If you’re flying home for the holidays, get ready for lines of all kinds—according to a forecast by advocacy group Airlines for America, more than 47 million Americans will fly in the days leading up to Christmas and through January 5, 2020, representing roughly 2.6 million passengers a day.
When Qantas ran a test of the world's longest flight, a nonstop from New York to Sydney, Australia, the airline used a brand new 787-9 aeroplane. However, the plane only had 40 people on board (including this reporter).
In a recent story for the Atlantic, staff writer Amanda Mull described two kinds of travellers: those who arrive for a flight at least a few hours in advance—and those who actively enjoy the adrenaline-fuelled thrill of arriving late.

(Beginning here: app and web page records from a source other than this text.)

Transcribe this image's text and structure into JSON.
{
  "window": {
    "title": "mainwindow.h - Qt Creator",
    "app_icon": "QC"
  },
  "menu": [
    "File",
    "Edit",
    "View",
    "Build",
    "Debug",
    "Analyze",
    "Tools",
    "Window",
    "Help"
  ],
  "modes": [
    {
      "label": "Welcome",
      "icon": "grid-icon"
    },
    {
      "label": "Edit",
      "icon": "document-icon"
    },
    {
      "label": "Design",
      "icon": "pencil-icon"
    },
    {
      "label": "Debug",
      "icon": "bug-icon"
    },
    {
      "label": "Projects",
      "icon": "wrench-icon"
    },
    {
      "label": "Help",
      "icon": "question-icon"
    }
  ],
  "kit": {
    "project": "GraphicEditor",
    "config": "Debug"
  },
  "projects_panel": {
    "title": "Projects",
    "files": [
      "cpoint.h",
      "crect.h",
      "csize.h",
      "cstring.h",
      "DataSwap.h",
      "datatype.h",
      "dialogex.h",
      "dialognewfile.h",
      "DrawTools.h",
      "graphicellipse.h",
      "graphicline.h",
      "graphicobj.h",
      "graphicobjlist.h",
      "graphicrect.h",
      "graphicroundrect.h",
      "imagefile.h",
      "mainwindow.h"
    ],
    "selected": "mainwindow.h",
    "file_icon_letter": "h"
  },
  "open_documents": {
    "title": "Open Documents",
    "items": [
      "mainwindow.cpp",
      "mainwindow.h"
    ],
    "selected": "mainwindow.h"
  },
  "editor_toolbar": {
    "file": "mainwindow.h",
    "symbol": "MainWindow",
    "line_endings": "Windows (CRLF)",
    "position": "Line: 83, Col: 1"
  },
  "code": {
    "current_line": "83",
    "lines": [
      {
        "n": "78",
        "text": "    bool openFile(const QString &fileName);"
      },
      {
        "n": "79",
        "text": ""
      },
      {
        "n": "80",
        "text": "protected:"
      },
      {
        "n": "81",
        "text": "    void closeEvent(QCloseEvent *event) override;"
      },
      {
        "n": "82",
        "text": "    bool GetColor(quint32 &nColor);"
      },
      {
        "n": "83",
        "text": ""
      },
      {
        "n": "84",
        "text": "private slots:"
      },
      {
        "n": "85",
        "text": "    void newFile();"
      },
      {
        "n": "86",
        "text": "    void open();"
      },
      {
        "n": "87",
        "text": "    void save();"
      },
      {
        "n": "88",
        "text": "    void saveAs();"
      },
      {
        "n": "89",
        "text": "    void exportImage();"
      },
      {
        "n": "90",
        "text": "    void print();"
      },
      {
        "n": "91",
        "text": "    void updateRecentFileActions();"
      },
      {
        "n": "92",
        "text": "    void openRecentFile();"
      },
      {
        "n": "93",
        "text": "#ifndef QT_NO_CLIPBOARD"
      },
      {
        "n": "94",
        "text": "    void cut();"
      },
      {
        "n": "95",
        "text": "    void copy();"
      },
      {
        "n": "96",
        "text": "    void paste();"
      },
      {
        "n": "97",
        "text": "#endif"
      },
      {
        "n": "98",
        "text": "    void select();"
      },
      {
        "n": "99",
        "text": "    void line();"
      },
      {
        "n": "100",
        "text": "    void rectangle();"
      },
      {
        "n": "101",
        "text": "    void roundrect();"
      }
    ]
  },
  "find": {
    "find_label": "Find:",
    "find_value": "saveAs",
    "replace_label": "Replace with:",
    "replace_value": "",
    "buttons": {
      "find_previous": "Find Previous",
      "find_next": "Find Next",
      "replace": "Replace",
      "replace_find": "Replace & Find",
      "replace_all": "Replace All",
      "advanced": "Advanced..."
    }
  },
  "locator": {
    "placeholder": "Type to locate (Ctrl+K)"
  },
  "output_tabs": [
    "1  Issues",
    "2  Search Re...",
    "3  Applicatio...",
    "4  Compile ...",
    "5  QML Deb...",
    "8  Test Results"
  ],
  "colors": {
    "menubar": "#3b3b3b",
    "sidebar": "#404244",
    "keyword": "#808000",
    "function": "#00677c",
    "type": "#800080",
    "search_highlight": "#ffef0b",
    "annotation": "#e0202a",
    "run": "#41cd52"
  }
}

You’re about to leave for the airport, assured you’ve followed your packing list to a tee, when you reach into your carry-on and panic sets in—somehow, your driver’s licence is nowhere to be found. You rummage through your suitcase and retrace your every step, but no luck.
If you're regularly on flights for work or for leisure, you'll know Frequent Flyers is a handy bonus to leave gathering when you're looking to book that holiday. But with so many flying rewards offers floating around across hundreds of airlines, it's hard to keep up with what you're entitled to and what you're not. Here's a breakdown of what's misconception and what's reality.
When it comes to flying, nobody wants to pay excess baggage fees. Unfortunately, fitting everything into one or two suitcases can be difficult; especially if you're going to be abroad for more than a week. With that in mind, here are eight space-saving hacks that will help you cram more into your allotted baggage allowances without breaking stuff in the process.
The thrill of the chase, the excitement of a freebie, and our innate human tendency to collect things can make frequent-flyer programs extremely attractive. Unlike loyalty cards for your local cafe where 10 coffees equals the coveted prize of one free coffee, the calculations of what frequent flyer points are worth is more complex.
On a busy travel day, often the last thing I want to do is add another preparatory task. But in an interview, the founder of Allbirds revealed that his best travel tip is to exercise before flying. And his logic is sound.
First and Business class plane tickets come with a lot of perks. You get to board the plane before anyone else, are guaranteed a spot for your carry-on luggage, get the most legroom (and sometimes a lie-flat seat!). You get free drinks and food a cut above what’s being served to passengers in other cabins of the plane.
If you’re stranded at an airport for hours on end, we feel your pain. But waiting for six hours at an airport doesn’t have to be that bad, especially if you’re a fan of a crappy airport bar, or just well-organised.